12. Hanging Comb-friendly Feeder
Earlier, we showed you a feeder to accommodate your chickens with large combs, wattles, and lobes. However, that poses a big problem if many rodents are just waiting to get into your little guys’ feed.
If there are many rodents around, then this one is for you and your chickens. The hanging comb-friendly feeder will keep your chickens’ combs and their feed safe.
13. Feed Dispenser
If none of the previous feeders have tickled your fancy, then the feed dispenser might be what you need.
Unlike the standard feeder, it does not have any catcher. Furthermore, it is also not similar to the food tunnel as your chickens will not have to stick their head into this one.
As the name suggests, the food dispenser works just like a dispenser. Your chickens would have to move a “lever” to get some food. Their feed would go directly to the ground, where they could happily peck at it. If they want more, then they would just have to move the “lever” again.
Since the feed is going directly on the ground, it would be a little messy. Because of its mechanism, this type would still help minimize the mess. If you want, you can place a dish underneath the feeder. However, we doubt it would stay there.
14. Feed Dispenser (with Catcher)
This one is similar to the previous feeder, but this one has an attached catcher, which will help with decreasing the mess.
If you want to do this one, we suggest you use an almost flat catcher so your chickens will not have a hard time pecking the feed. However, expect that there would still be some clutter as some of the feed would most likely still fall out of the catcher.
If you have some little guys in your flock, then you might want to lower the dispenser or catcher. Opting for a large catcher would help in further minimizing the mess. If the catcher becomes too low that your chickens can get on top of it, you can also add some sections to prevent your chickens from sitting on it.
15. Elevated Food Tunnel
Maybe you have a problem with rodents, but perhaps, you do not have a place to hang your food tunnel. Do not worry, because we have the feeder just for you.
If you cannot hang your feeder, then just elevate it! You can do this by using another bucket. Just make sure your little ones can still reach it.

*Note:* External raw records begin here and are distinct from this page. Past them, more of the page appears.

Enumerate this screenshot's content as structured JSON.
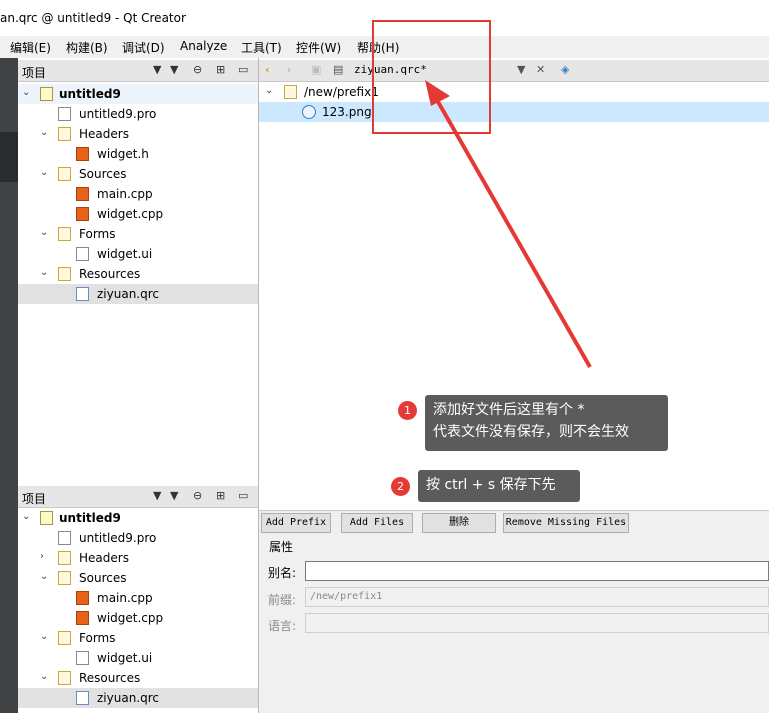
{
  "window": {
    "title": "an.qrc @ untitled9 - Qt Creator"
  },
  "menu": [
    "编辑(E)",
    "构建(B)",
    "调试(D)",
    "Analyze",
    "工具(T)",
    "控件(W)",
    "帮助(H)"
  ],
  "project_panel": {
    "label": "项目",
    "root": "untitled9",
    "pro_file": "untitled9.pro",
    "headers": "Headers",
    "widget_h": "widget.h",
    "sources": "Sources",
    "main_cpp": "main.cpp",
    "widget_cpp": "widget.cpp",
    "forms": "Forms",
    "widget_ui": "widget.ui",
    "resources": "Resources",
    "qrc": "ziyuan.qrc"
  },
  "editor": {
    "filename": "ziyuan.qrc*",
    "prefix": "/new/prefix1",
    "file": "123.png",
    "buttons": [
      "Add Prefix",
      "Add Files",
      "删除",
      "Remove Missing Files"
    ],
    "props_title": "属性",
    "alias_label": "别名:",
    "prefix_label": "前缀:",
    "prefix_value": "/new/prefix1",
    "lang_label": "语言:"
  },
  "annotations": {
    "callout1": "添加好文件后这里有个 *\n代表文件没有保存，则不会生效",
    "callout1_line1": "添加好文件后这里有个 *",
    "callout1_line2": "代表文件没有保存，则不会生效",
    "callout2": "按 ctrl + s 保存下先",
    "badge1": "1",
    "badge2": "2",
    "highlight_color": "#e53935"
  }
}
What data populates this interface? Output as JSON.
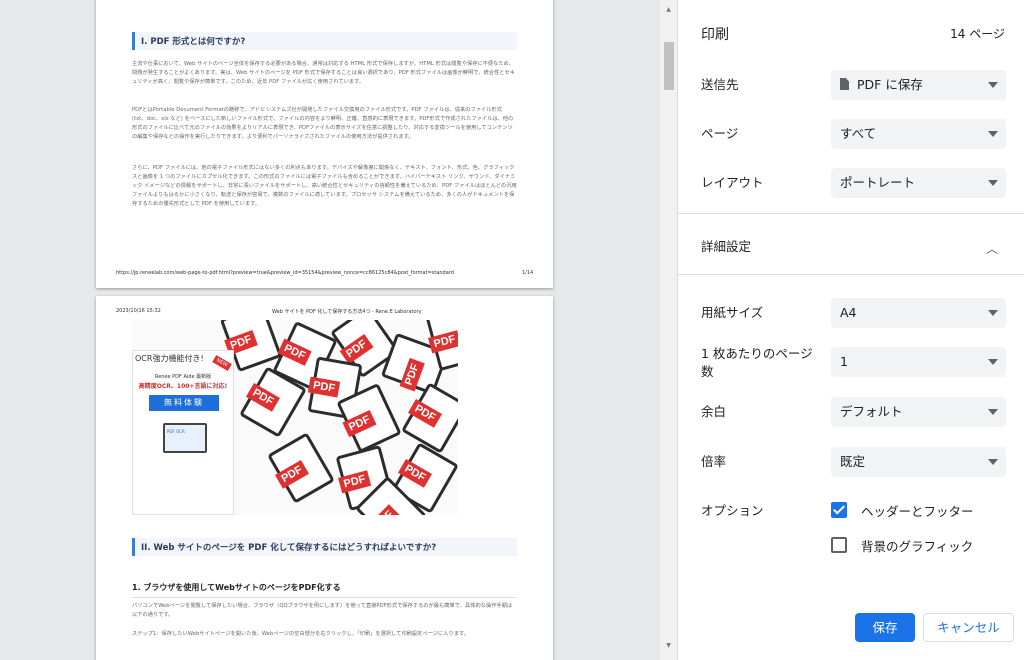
{
  "preview": {
    "page1": {
      "heading": "I. PDF 形式とは何ですか?",
      "paragraphs": [
        "主流や仕事において、Web サイトのページ全体を保存する必要がある場合、通常は対応する HTML 形式で保存しますが、HTML 形式は閲覧や保存に不便なため、問題が発生することがよくあります。実は、Web サイトのページを PDF 形式で保存することは良い選択であり、PDF 形式ファイルは画像が鮮明で、統合性とセキュリティが高く、閲覧や保存が簡単です。このため、近年 PDF ファイルが広く使用されています。",
        "PDFとはPortable Document Formatの略称で、アドビシステムズ社が開発したファイル交換用のファイル形式です。PDF ファイルは、従来のファイル形式 (txt、doc、xls など) をベースにした新しいファイル形式で、ファイルの内容をより鮮明、正確、直感的に表現できます。PDF形式で作成されたファイルは、他の形式のファイルに比べて元のファイルの効果をよりリアルに表現でき、PDFファイルの表示サイズを任意に調整したり、対応する変換ツールを使用してコンテンツの編集や保存などの操作を実行したりできます。より便利でパーソナライズされたファイルの使用方法が提供されます。",
        "さらに、PDF ファイルには、他の電子ファイル形式にはない多くの利点もあります。デバイスや解像度に関係なく、テキスト、フォント、形式、色、グラフィックスと画像を 1 つのファイルにカプセル化できます。この形式のファイルには電子ファイルも含めることができます。ハイパーテキスト リンク、サウンド、ダイナミック イメージなどの情報をサポートし、非常に長いファイルをサポートし、高い統合性とセキュリティの信頼性を備えているため、PDF ファイルはほとんどの汎用ファイルよりもはるかに小さくなり、転送と保存が容易で、複数のファイルに適しています。プロセッサ システムを備えているため、多くの人がドキュメントを保存するための優先形式として PDF を使用しています。"
      ],
      "footer_url": "https://jp.reneelab.com/web-page-to-pdf.html?preview=true&preview_id=35154&preview_nonce=cc86125c84&post_format=standard",
      "footer_page": "1/14"
    },
    "page2": {
      "header_date": "2023/10/16 15:32",
      "header_title": "Web サイトを PDF 化して保存する方法4つ - Rene.E Laboratory",
      "ad": {
        "ocr_title": "OCR強力機能付き!",
        "line1": "Renee PDF Aide 最新版",
        "line2": "高精度OCR、100+言語に対応!",
        "button": "無料体験",
        "badge": "NEW",
        "screen_label": "PDF OCR"
      },
      "pdf_label": "PDF",
      "heading": "II. Web サイトのページを PDF 化して保存するにはどうすればよいですか?",
      "subheading": "1. ブラウザを使用してWebサイトのページをPDF化する",
      "paragraphs": [
        "パソコンでWebページを閲覧して保存したい場合、ブラウザ（QQブラウザを例にします）を使って直接PDF形式で保存するのが最も簡単で、具体的な操作手順は以下の通りです。",
        "ステップ1：保存したいWebサイトページを開いた後、Webページの空白部分を右クリックし、「印刷」を選択して印刷設定ページに入ります。"
      ]
    }
  },
  "panel": {
    "title": "印刷",
    "page_count": "14 ページ",
    "destination": {
      "label": "送信先",
      "value": "PDF に保存"
    },
    "pages": {
      "label": "ページ",
      "value": "すべて"
    },
    "layout": {
      "label": "レイアウト",
      "value": "ポートレート"
    },
    "more_settings": "詳細設定",
    "paper_size": {
      "label": "用紙サイズ",
      "value": "A4"
    },
    "pages_per_sheet": {
      "label": "1 枚あたりのページ数",
      "value": "1"
    },
    "margins": {
      "label": "余白",
      "value": "デフォルト"
    },
    "scale": {
      "label": "倍率",
      "value": "既定"
    },
    "options": {
      "label": "オプション",
      "headers_footers": {
        "label": "ヘッダーとフッター",
        "checked": true
      },
      "background_graphics": {
        "label": "背景のグラフィック",
        "checked": false
      }
    },
    "save_button": "保存",
    "cancel_button": "キャンセル"
  },
  "colors": {
    "accent": "#1a73e8",
    "pdf_red": "#e03030",
    "heading_bar": "#3a7bd5"
  }
}
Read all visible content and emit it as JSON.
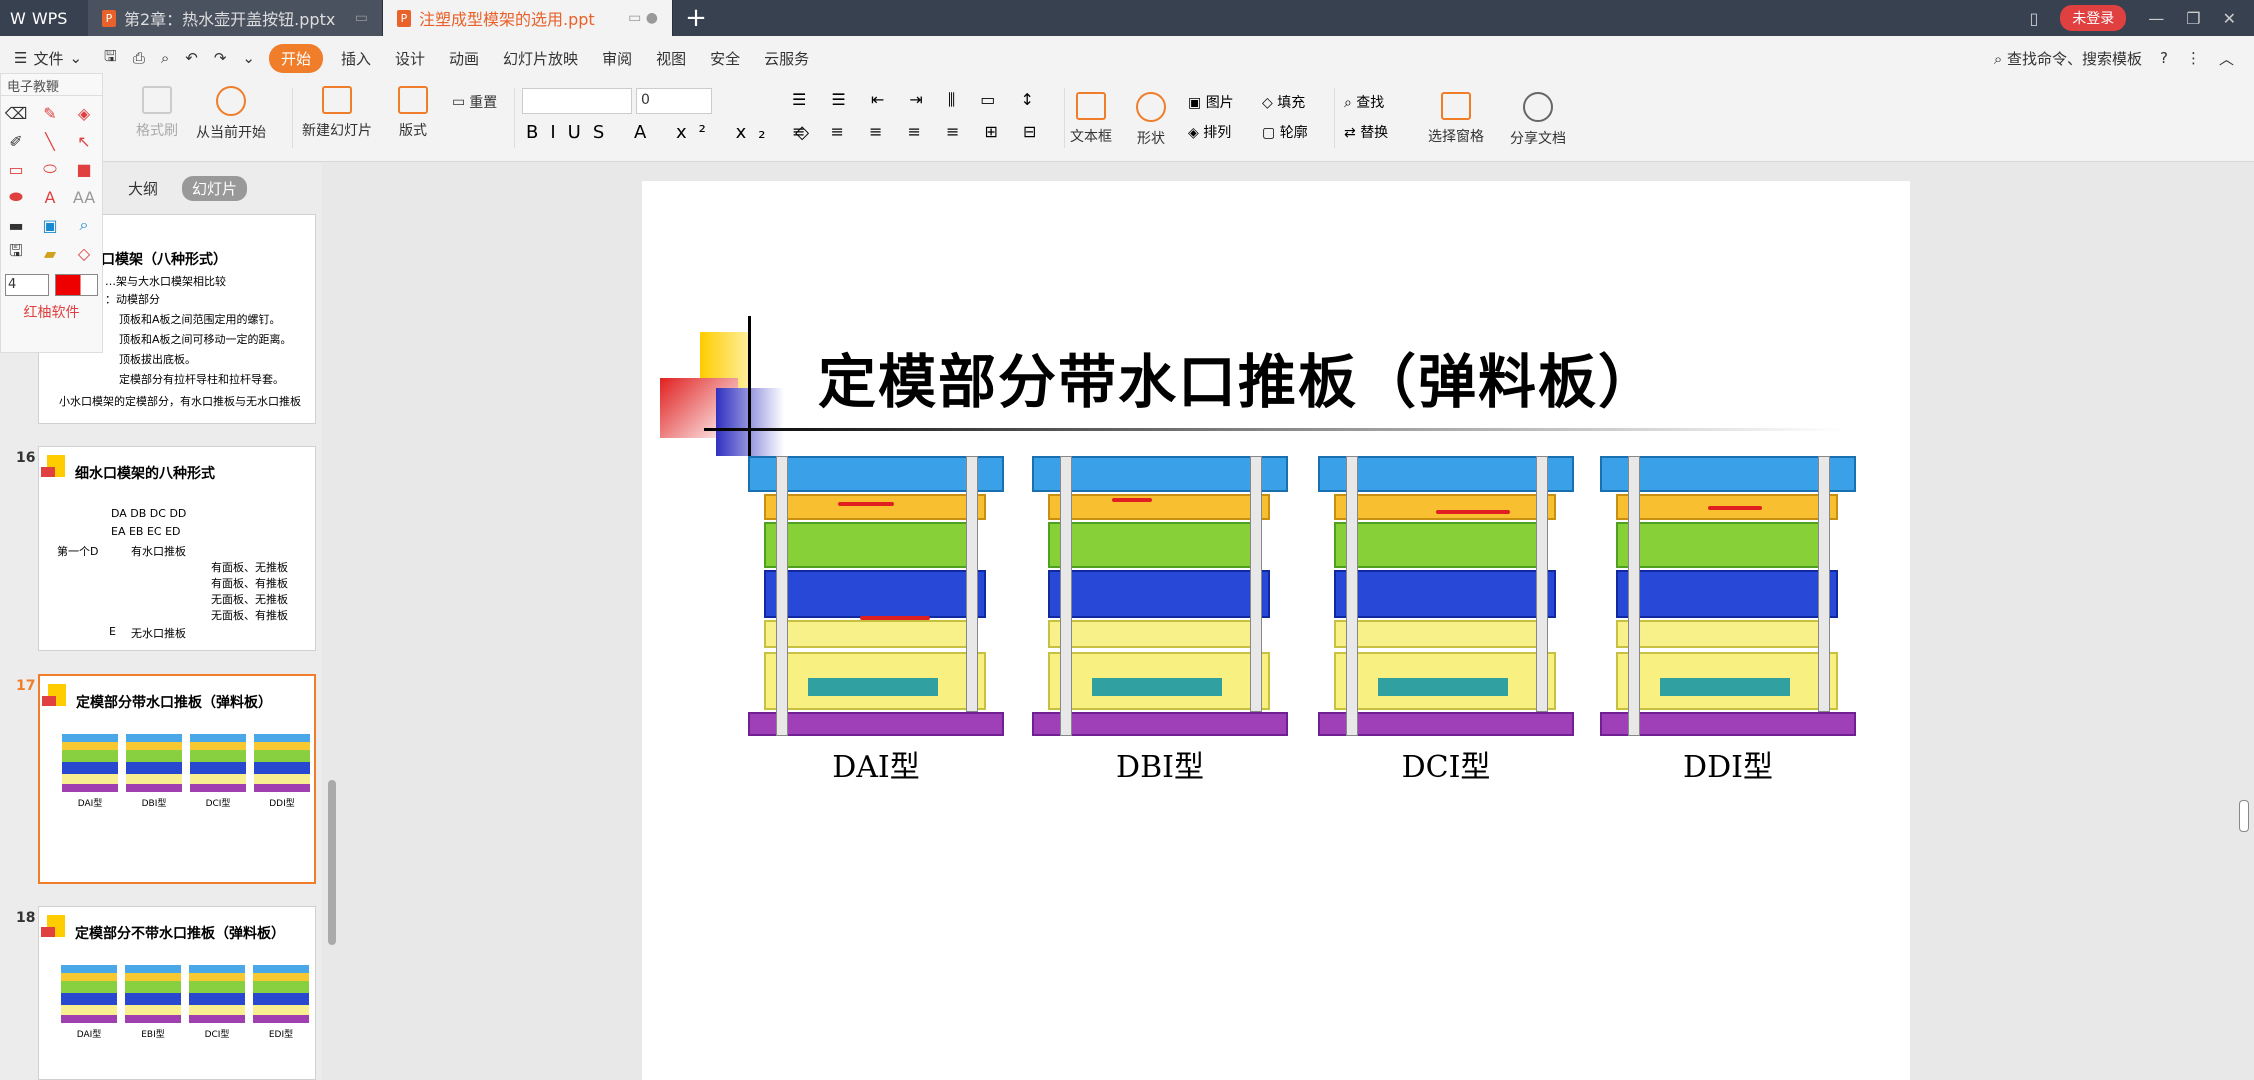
{
  "titlebar": {
    "app": "WPS",
    "tabs": [
      {
        "label": "第2章：热水壶开盖按钮.pptx",
        "active": false
      },
      {
        "label": "注塑成型模架的选用.ppt",
        "active": true
      }
    ],
    "login": "未登录"
  },
  "menu": {
    "file": "文件",
    "items": [
      "开始",
      "插入",
      "设计",
      "动画",
      "幻灯片放映",
      "审阅",
      "视图",
      "安全",
      "云服务"
    ],
    "search": "查找命令、搜索模板"
  },
  "ribbon": {
    "play_from_current": "从当前开始",
    "new_slide": "新建幻灯片",
    "layout": "版式",
    "reset": "重置",
    "font_size": "0",
    "textbox": "文本框",
    "shape": "形状",
    "picture": "图片",
    "fill": "填充",
    "arrange": "排列",
    "outline": "轮廓",
    "find": "查找",
    "replace": "替换",
    "select_pane": "选择窗格",
    "share": "分享文档",
    "format_painter": "格式刷"
  },
  "tool_panel": {
    "title": "电子教鞭",
    "size": "4",
    "footer": "红柚软件"
  },
  "pane": {
    "tabs": [
      "大纲",
      "幻灯片"
    ]
  },
  "thumbs": [
    {
      "num": "",
      "title": "口模架（八种形式）"
    },
    {
      "num": "16",
      "title": "细水口模架的八种形式"
    },
    {
      "num": "17",
      "title": "定模部分带水口推板（弹料板）",
      "labels": [
        "DAI型",
        "DBI型",
        "DCI型",
        "DDI型"
      ]
    },
    {
      "num": "18",
      "title": "定模部分不带水口推板（弹料板）",
      "labels": [
        "DAI型",
        "EBI型",
        "DCI型",
        "EDI型"
      ]
    }
  ],
  "thumb15_lines": [
    "…架与大水口模架相比较",
    "：动模部分",
    "顶板和A板之间范围定用的螺钉。",
    "顶板和A板之间可移动一定的距离。",
    "顶板拔出底板。",
    "定模部分有拉杆导柱和拉杆导套。",
    "小水口模架的定模部分，有水口推板与无水口推板"
  ],
  "thumb16_lines": [
    "DA  DB  DC  DD",
    "EA  EB  EC  ED",
    "第一个D",
    "有水口推板",
    "无水口推板",
    "E",
    "有面板、无推板",
    "有面板、有推板",
    "无面板、无推板",
    "无面板、有推板"
  ],
  "slide": {
    "title": "定模部分带水口推板（弹料板）",
    "molds": [
      {
        "label": "DAI型"
      },
      {
        "label": "DBI型"
      },
      {
        "label": "DCI型"
      },
      {
        "label": "DDI型"
      }
    ]
  },
  "colors": {
    "accent": "#f07d2a",
    "titlebar": "#384150"
  }
}
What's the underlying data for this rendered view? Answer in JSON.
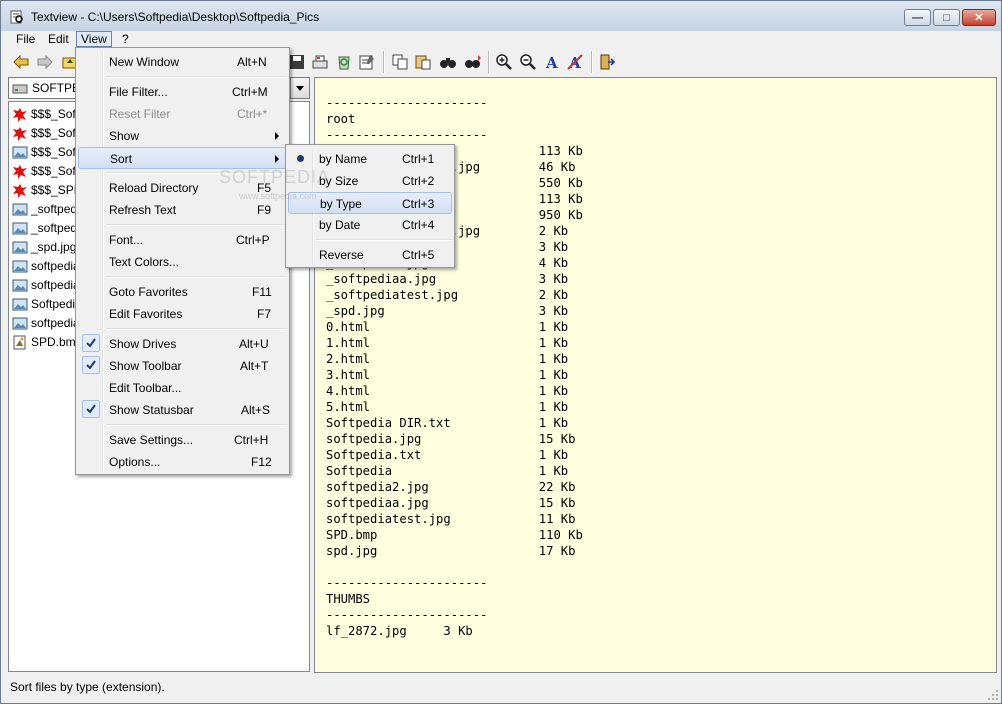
{
  "window": {
    "title": "Textview - C:\\Users\\Softpedia\\Desktop\\Softpedia_Pics",
    "min_glyph": "—",
    "max_glyph": "□",
    "close_glyph": "✕"
  },
  "menubar": {
    "items": [
      {
        "label": "File"
      },
      {
        "label": "Edit"
      },
      {
        "label": "View"
      },
      {
        "label": "?"
      }
    ]
  },
  "toolbar": {
    "icons": [
      "back-icon",
      "forward-icon",
      "up-folder-icon",
      "save-icon",
      "print-icon",
      "recycle-icon",
      "properties-icon",
      "copy-icon",
      "paste-icon",
      "find-icon",
      "find-next-icon",
      "zoom-in-icon",
      "zoom-out-icon",
      "font-icon",
      "text-color-icon",
      "exit-icon"
    ]
  },
  "drive": {
    "label": "SOFTPEDIA"
  },
  "files": [
    {
      "name": "$$$_Softpedia.jpg",
      "type": "red"
    },
    {
      "name": "$$$_Softpedia.png",
      "type": "red"
    },
    {
      "name": "$$$_Softpedia2.jpg",
      "type": "img"
    },
    {
      "name": "$$$_Softpediatest.jpg",
      "type": "red"
    },
    {
      "name": "$$$_SPD.bmp",
      "type": "red"
    },
    {
      "name": "_softpedia.jpg",
      "type": "img"
    },
    {
      "name": "_softpediaa.jpg",
      "type": "img"
    },
    {
      "name": "_spd.jpg",
      "type": "img"
    },
    {
      "name": "softpedia2.jpg",
      "type": "img"
    },
    {
      "name": "softpediaa.jpg",
      "type": "img"
    },
    {
      "name": "Softpedia",
      "type": "img"
    },
    {
      "name": "softpediatest.jpg",
      "type": "img"
    },
    {
      "name": "SPD.bmp",
      "type": "bmp"
    }
  ],
  "text_lines": [
    "----------------------",
    "root",
    "----------------------",
    "$$$_Softpedia.jpg            113 Kb",
    "$$$_Softpediatest.jpg        46 Kb",
    "$$$_Softpedia.png            550 Kb",
    "$$$_Softpedia.png            113 Kb",
    "$$$_SPD.bmp                  950 Kb",
    "$$$_Softpediatest.jpg        2 Kb",
    "_softpedia.jpg               3 Kb",
    "_softpedia.jpg               4 Kb",
    "_softpediaa.jpg              3 Kb",
    "_softpediatest.jpg           2 Kb",
    "_spd.jpg                     3 Kb",
    "0.html                       1 Kb",
    "1.html                       1 Kb",
    "2.html                       1 Kb",
    "3.html                       1 Kb",
    "4.html                       1 Kb",
    "5.html                       1 Kb",
    "Softpedia DIR.txt            1 Kb",
    "softpedia.jpg                15 Kb",
    "Softpedia.txt                1 Kb",
    "Softpedia                    1 Kb",
    "softpedia2.jpg               22 Kb",
    "softpediaa.jpg               15 Kb",
    "softpediatest.jpg            11 Kb",
    "SPD.bmp                      110 Kb",
    "spd.jpg                      17 Kb",
    "",
    "----------------------",
    "THUMBS",
    "----------------------",
    "lf_2872.jpg     3 Kb"
  ],
  "view_menu": [
    {
      "label": "New Window",
      "accel": "Alt+N"
    },
    {
      "label": "File Filter...",
      "accel": "Ctrl+M"
    },
    {
      "label": "Reset Filter",
      "accel": "Ctrl+*"
    },
    {
      "label": "Show",
      "accel": ""
    },
    {
      "label": "Sort",
      "accel": ""
    },
    {
      "label": "Reload Directory",
      "accel": "F5"
    },
    {
      "label": "Refresh Text",
      "accel": "F9"
    },
    {
      "label": "Font...",
      "accel": "Ctrl+P"
    },
    {
      "label": "Text Colors...",
      "accel": ""
    },
    {
      "label": "Goto Favorites",
      "accel": "F11"
    },
    {
      "label": "Edit Favorites",
      "accel": "F7"
    },
    {
      "label": "Show Drives",
      "accel": "Alt+U"
    },
    {
      "label": "Show Toolbar",
      "accel": "Alt+T"
    },
    {
      "label": "Edit Toolbar...",
      "accel": ""
    },
    {
      "label": "Show Statusbar",
      "accel": "Alt+S"
    },
    {
      "label": "Save Settings...",
      "accel": "Ctrl+H"
    },
    {
      "label": "Options...",
      "accel": "F12"
    }
  ],
  "sort_menu": [
    {
      "label": "by Name",
      "accel": "Ctrl+1"
    },
    {
      "label": "by Size",
      "accel": "Ctrl+2"
    },
    {
      "label": "by Type",
      "accel": "Ctrl+3"
    },
    {
      "label": "by Date",
      "accel": "Ctrl+4"
    },
    {
      "label": "Reverse",
      "accel": "Ctrl+5"
    }
  ],
  "watermark": {
    "text": "SOFTPEDIA",
    "sub": "www.softpedia.com"
  },
  "statusbar": {
    "text": "Sort files by type (extension)."
  },
  "colors": {
    "text_bg": "#ffffe0",
    "menu_highlight": "#d2dff3",
    "accent": "#1f3b73"
  }
}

16. Tower Feeder
Do you have a couple of 5 gallon buckets to spare? Then the tower feeder might be perfect for you.
If you have a few little guys that finish your newly refilled feeder in just a few days, then this one will at least keep them fed for a week. This feeder claims that it could hold enough feed for two entire weeks!
However, with its advantage, the tower feeder also has some disadvantages. If you plan to recreate the tower feeder, we suggest that you put it in a place where it will not be reached by rain or rodents. Since it can hold a lot of feed, you will also lose a lot of feed if it gets ruined.
Those are 16 DIY 5 gallon bucket chicken feeder ideas!
Finding a great chicken feeder might not be a keeper’s main concern until it becomes a problem. However, we believe that finding the right one is a must! Feeders are an important part of a happy chicken coop. With the right feeder, your and your chickens’ lives will be a lot easier and enjoyable.
If you’re dealing with a lot of mess in your coop, constantly having to deal with all sorts of rodents, and always having to worry about wet feed, then maybe it’s time to build the feeder that will finish these problems, once and for all. If you’re looking for even more feeder ideas, check out these 30 DIY PVC Chicken Feeder Ideas.
What are you waiting for? It is time to get that 5 gallon bucket and start on a wonderful project!
Joseph Hudson has been raising chickens for over 15 years. In 2018, he completed the Agriculture & Natural Resources program at Mt. San Antonio College. He currently raises over 1400 chickens on his 7.5-hectare farm. He keeps sharing his experience on raising healthy and happy chickens on Chicken Scratch.